On one hand he's saying that he wants to reform health care, while on the other he's saying that he can't support the biggest (albeit far from perfect) reform to health care within his lifetime. Now, if he was disappointed that the bill didn't go far enough, I could understand and, while I would be vexed about his choice, I could at least agree that much more needs to be done.
But even the very liberal Rep. Kucinich eventually agreed that, in this case, half a loaf is better than no loaf at all.
The whole response smacks of a calculated attempt to retain a seat rather than doing what's right by the country. That's a shame. I mean, what's the benefit of having a Democrat in PA-4 if he's not actually going to, you know, vote for Democratic legislation; might as well have voted back in Missy Hart -- at least we would know how she would have voted.
Rousseau postulated that representatives should reflect the views of their constitutents, but Hamilton and Madison both argued that constituents are stupid as hell and could be ignored, less government descend into mobocracy.
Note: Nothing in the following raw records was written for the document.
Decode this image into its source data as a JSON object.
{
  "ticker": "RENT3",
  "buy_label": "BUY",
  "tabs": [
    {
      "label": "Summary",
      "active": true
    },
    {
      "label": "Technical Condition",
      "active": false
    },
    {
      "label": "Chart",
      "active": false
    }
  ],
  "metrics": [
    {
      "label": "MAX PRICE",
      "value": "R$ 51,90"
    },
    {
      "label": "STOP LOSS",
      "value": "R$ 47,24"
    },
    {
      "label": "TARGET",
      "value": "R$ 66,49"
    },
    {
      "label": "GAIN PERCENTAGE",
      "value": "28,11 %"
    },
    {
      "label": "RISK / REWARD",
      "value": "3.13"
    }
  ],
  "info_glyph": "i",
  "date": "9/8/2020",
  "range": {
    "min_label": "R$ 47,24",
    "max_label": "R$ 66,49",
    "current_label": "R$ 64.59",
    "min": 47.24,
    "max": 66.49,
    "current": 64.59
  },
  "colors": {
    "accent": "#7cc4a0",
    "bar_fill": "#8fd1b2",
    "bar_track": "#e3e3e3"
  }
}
Both views of representative government are valid, but bear in mind, one out of three of those political philosophers is, and this is no insult to the people of France, a dirty, dirty Frenchman.
And so no Mr. Altmire, you were not sent to sent to Congress to take the easy way out or to vote the way the Democratic party wanted you to vote in Washington. You were sent to Washington as a small part of a larger hope that across this country we could elect people that weren't total ball sucking, bent-over, ankle-grabbing, twatwaffles.
I'm sad that we were wrong about former Representative Altmire.
If you're reading this, you probably already know about this.
And frankly, if you're reading about this on a Friday night, you most definitely already know about this.
And even more frankly, if you're if you're reading about this on a Friday night, you already know why this is important:
Seriously folks, can you imagine how many terabytes of porn the City of Pittsburgh will be able to download if Google installs high speed broadband access? We're talking about a ridiculous amount of ********, *********, double-*******, donkey ***** ******,***** ***** over **** with a *****, ********* ******** ********* watermellon, and *************** Cleveland ******. Let me put it this way: we'll guarantee that every elected member of city of government will *always* be at their desk.
Perhaps they won't be wearing pants, but they'll always be at their desk.
This is the most important high technology thing to happen to Pittsburgh in the history of ever... but don't take my word for it: